• Try it
In full and exactly, reproduce the entries below, but omit the pictures.

+++++

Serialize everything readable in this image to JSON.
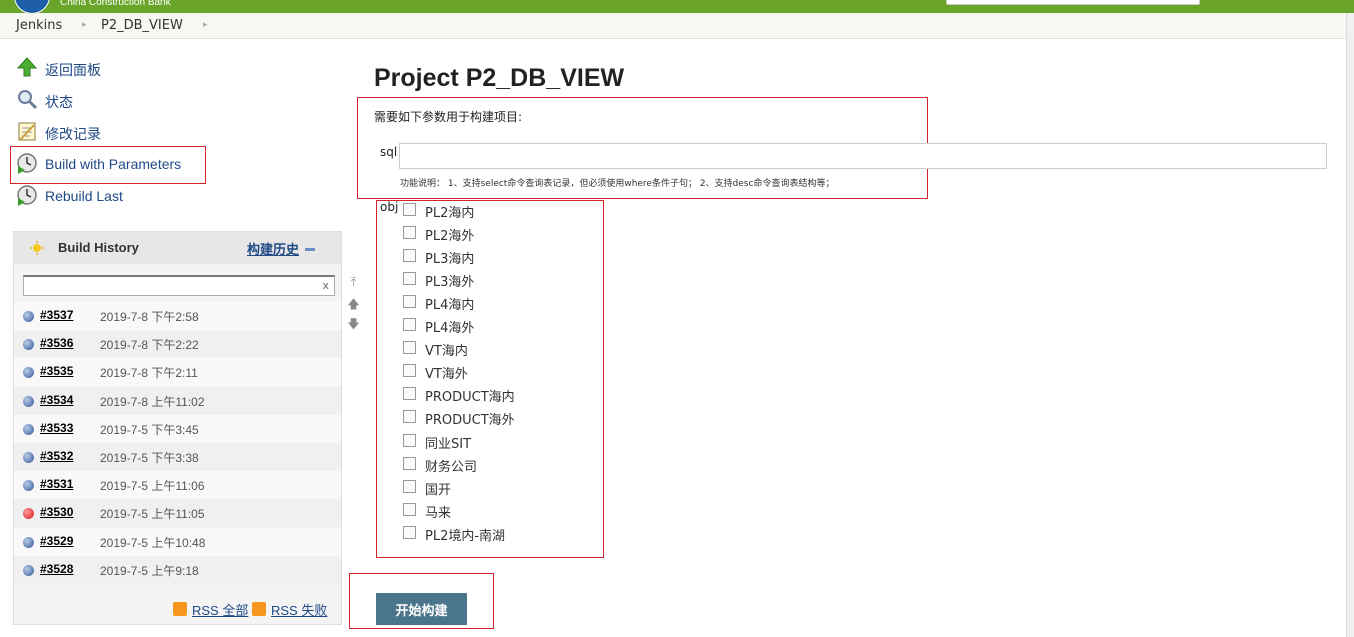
{
  "header": {
    "bank_name": "China Construction Bank",
    "breadcrumb": [
      "Jenkins",
      "P2_DB_VIEW"
    ]
  },
  "sidebar": {
    "tasks": [
      {
        "label": "返回面板",
        "icon": "up-arrow-icon"
      },
      {
        "label": "状态",
        "icon": "magnifier-icon"
      },
      {
        "label": "修改记录",
        "icon": "notepad-icon"
      },
      {
        "label": "Build with Parameters",
        "icon": "build-clock-icon"
      },
      {
        "label": "Rebuild Last",
        "icon": "build-clock-icon"
      }
    ]
  },
  "build_history": {
    "title": "Build History",
    "link_label": "构建历史",
    "filter_clear": "x",
    "builds": [
      {
        "num": "#3537",
        "date": "2019-7-8 下午2:58",
        "status": "blue"
      },
      {
        "num": "#3536",
        "date": "2019-7-8 下午2:22",
        "status": "blue"
      },
      {
        "num": "#3535",
        "date": "2019-7-8 下午2:11",
        "status": "blue"
      },
      {
        "num": "#3534",
        "date": "2019-7-8 上午11:02",
        "status": "blue"
      },
      {
        "num": "#3533",
        "date": "2019-7-5 下午3:45",
        "status": "blue"
      },
      {
        "num": "#3532",
        "date": "2019-7-5 下午3:38",
        "status": "blue"
      },
      {
        "num": "#3531",
        "date": "2019-7-5 上午11:06",
        "status": "blue"
      },
      {
        "num": "#3530",
        "date": "2019-7-5 上午11:05",
        "status": "red"
      },
      {
        "num": "#3529",
        "date": "2019-7-5 上午10:48",
        "status": "blue"
      },
      {
        "num": "#3528",
        "date": "2019-7-5 上午9:18",
        "status": "blue"
      }
    ],
    "rss_all": "RSS 全部",
    "rss_failed": "RSS 失败"
  },
  "main": {
    "title": "Project P2_DB_VIEW",
    "description": "需要如下参数用于构建项目:",
    "sql_label": "sql",
    "sql_value": "",
    "sql_help": "功能说明： 1、支持select命令查询表记录，但必须使用where条件子句； 2、支持desc命令查询表结构等；",
    "obj_label": "obj",
    "obj_options": [
      "PL2海内",
      "PL2海外",
      "PL3海内",
      "PL3海外",
      "PL4海内",
      "PL4海外",
      "VT海内",
      "VT海外",
      "PRODUCT海内",
      "PRODUCT海外",
      "同业SIT",
      "财务公司",
      "国开",
      "马来",
      "PL2境内-南湖"
    ],
    "build_button": "开始构建"
  },
  "colors": {
    "header_green": "#6aa52a",
    "highlight_red": "#d2242b",
    "build_button": "#4b758b",
    "link_blue": "#204a87"
  }
}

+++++

• Answer to this exercise
Serialize everything readable in this image to JSON.
{
  "header": {
    "bank_name": "China Construction Bank",
    "breadcrumb": [
      "Jenkins",
      "P2_DB_VIEW"
    ]
  },
  "sidebar": {
    "tasks": [
      {
        "label": "返回面板",
        "icon": "up-arrow-icon"
      },
      {
        "label": "状态",
        "icon": "magnifier-icon"
      },
      {
        "label": "修改记录",
        "icon": "notepad-icon"
      },
      {
        "label": "Build with Parameters",
        "icon": "build-clock-icon"
      },
      {
        "label": "Rebuild Last",
        "icon": "build-clock-icon"
      }
    ]
  },
  "build_history": {
    "title": "Build History",
    "link_label": "构建历史",
    "filter_clear": "x",
    "builds": [
      {
        "num": "#3537",
        "date": "2019-7-8 下午2:58",
        "status": "blue"
      },
      {
        "num": "#3536",
        "date": "2019-7-8 下午2:22",
        "status": "blue"
      },
      {
        "num": "#3535",
        "date": "2019-7-8 下午2:11",
        "status": "blue"
      },
      {
        "num": "#3534",
        "date": "2019-7-8 上午11:02",
        "status": "blue"
      },
      {
        "num": "#3533",
        "date": "2019-7-5 下午3:45",
        "status": "blue"
      },
      {
        "num": "#3532",
        "date": "2019-7-5 下午3:38",
        "status": "blue"
      },
      {
        "num": "#3531",
        "date": "2019-7-5 上午11:06",
        "status": "blue"
      },
      {
        "num": "#3530",
        "date": "2019-7-5 上午11:05",
        "status": "red"
      },
      {
        "num": "#3529",
        "date": "2019-7-5 上午10:48",
        "status": "blue"
      },
      {
        "num": "#3528",
        "date": "2019-7-5 上午9:18",
        "status": "blue"
      }
    ],
    "rss_all": "RSS 全部",
    "rss_failed": "RSS 失败"
  },
  "main": {
    "title": "Project P2_DB_VIEW",
    "description": "需要如下参数用于构建项目:",
    "sql_label": "sql",
    "sql_value": "",
    "sql_help": "功能说明： 1、支持select命令查询表记录，但必须使用where条件子句； 2、支持desc命令查询表结构等；",
    "obj_label": "obj",
    "obj_options": [
      "PL2海内",
      "PL2海外",
      "PL3海内",
      "PL3海外",
      "PL4海内",
      "PL4海外",
      "VT海内",
      "VT海外",
      "PRODUCT海内",
      "PRODUCT海外",
      "同业SIT",
      "财务公司",
      "国开",
      "马来",
      "PL2境内-南湖"
    ],
    "build_button": "开始构建"
  },
  "colors": {
    "header_green": "#6aa52a",
    "highlight_red": "#d2242b",
    "build_button": "#4b758b",
    "link_blue": "#204a87"
  }
}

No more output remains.